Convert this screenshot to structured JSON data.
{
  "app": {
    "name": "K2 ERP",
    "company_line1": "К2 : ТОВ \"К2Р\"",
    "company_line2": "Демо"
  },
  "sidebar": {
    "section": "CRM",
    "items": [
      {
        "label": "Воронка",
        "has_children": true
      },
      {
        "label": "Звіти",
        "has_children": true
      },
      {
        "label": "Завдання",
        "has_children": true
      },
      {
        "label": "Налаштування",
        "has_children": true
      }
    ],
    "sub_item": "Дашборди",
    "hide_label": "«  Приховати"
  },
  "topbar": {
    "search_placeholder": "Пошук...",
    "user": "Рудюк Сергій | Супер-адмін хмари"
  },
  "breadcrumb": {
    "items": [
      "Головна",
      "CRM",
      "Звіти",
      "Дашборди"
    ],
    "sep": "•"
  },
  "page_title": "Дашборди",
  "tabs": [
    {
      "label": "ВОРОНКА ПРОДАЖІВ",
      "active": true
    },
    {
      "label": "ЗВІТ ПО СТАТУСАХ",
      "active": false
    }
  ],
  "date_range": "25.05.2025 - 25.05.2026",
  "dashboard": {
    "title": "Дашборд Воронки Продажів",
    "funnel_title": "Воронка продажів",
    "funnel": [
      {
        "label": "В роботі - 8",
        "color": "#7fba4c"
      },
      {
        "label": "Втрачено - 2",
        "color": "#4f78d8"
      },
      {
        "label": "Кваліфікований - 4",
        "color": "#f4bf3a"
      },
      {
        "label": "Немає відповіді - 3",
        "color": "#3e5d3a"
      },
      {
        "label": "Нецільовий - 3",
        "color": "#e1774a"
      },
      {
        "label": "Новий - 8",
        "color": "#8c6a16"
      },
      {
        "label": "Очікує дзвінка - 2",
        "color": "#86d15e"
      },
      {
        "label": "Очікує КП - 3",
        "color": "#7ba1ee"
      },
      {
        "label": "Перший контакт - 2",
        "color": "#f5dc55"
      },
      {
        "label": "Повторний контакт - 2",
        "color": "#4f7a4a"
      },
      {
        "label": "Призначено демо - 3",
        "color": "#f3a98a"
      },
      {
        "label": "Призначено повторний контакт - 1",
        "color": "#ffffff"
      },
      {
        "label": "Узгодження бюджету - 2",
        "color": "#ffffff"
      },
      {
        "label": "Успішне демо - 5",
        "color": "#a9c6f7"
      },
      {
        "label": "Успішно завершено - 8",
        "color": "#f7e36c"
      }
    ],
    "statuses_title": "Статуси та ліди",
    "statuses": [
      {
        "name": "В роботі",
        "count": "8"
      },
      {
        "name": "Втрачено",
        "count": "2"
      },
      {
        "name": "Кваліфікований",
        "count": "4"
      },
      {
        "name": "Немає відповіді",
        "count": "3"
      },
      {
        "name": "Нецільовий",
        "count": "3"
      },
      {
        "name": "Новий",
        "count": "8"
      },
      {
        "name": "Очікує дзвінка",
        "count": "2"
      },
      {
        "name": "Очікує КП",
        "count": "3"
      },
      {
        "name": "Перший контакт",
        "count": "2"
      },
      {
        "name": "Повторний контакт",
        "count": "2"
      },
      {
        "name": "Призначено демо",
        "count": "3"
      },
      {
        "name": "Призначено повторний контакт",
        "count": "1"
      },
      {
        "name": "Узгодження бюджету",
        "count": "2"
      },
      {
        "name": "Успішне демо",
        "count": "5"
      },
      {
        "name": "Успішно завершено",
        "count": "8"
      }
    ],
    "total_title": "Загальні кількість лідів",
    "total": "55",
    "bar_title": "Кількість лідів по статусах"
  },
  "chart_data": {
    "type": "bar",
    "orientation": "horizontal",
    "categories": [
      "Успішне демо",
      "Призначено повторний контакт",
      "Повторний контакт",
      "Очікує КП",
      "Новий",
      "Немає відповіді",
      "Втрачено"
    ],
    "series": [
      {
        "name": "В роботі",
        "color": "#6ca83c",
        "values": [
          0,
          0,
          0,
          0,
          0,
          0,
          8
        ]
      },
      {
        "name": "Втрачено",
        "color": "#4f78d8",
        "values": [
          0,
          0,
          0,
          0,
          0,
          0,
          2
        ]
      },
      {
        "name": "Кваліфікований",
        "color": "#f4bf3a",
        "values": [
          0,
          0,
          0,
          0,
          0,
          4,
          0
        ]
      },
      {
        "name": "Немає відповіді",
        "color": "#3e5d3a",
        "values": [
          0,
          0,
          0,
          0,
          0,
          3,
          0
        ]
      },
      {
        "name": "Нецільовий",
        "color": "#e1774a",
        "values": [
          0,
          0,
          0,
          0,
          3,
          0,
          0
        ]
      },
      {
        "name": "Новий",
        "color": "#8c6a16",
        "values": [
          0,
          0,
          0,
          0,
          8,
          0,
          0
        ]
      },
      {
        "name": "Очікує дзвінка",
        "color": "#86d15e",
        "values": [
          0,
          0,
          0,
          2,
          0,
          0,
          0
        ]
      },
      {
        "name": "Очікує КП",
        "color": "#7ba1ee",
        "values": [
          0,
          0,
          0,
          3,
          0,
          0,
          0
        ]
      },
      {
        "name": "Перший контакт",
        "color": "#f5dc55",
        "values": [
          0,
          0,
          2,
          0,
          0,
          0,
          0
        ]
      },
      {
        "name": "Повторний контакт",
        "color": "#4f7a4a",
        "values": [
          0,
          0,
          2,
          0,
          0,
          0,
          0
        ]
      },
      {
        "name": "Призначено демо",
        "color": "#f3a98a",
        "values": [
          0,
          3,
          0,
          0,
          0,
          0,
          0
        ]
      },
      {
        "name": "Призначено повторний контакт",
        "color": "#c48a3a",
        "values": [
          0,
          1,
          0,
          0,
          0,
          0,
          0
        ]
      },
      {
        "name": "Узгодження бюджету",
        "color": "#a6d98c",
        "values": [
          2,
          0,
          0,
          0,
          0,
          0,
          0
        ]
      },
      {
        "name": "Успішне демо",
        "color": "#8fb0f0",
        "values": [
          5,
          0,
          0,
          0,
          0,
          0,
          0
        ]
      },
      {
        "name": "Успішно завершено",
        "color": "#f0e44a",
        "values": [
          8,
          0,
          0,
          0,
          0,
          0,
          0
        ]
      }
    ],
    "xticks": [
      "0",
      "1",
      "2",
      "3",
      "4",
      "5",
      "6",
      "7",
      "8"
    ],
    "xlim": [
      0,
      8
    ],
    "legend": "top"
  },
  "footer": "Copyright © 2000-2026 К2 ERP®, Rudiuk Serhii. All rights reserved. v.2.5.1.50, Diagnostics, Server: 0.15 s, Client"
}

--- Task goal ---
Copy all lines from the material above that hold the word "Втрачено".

--- Output ---
        "label": "Втрачено - 2",
        "name": "Втрачено",
      "Втрачено"
        "name": "Втрачено",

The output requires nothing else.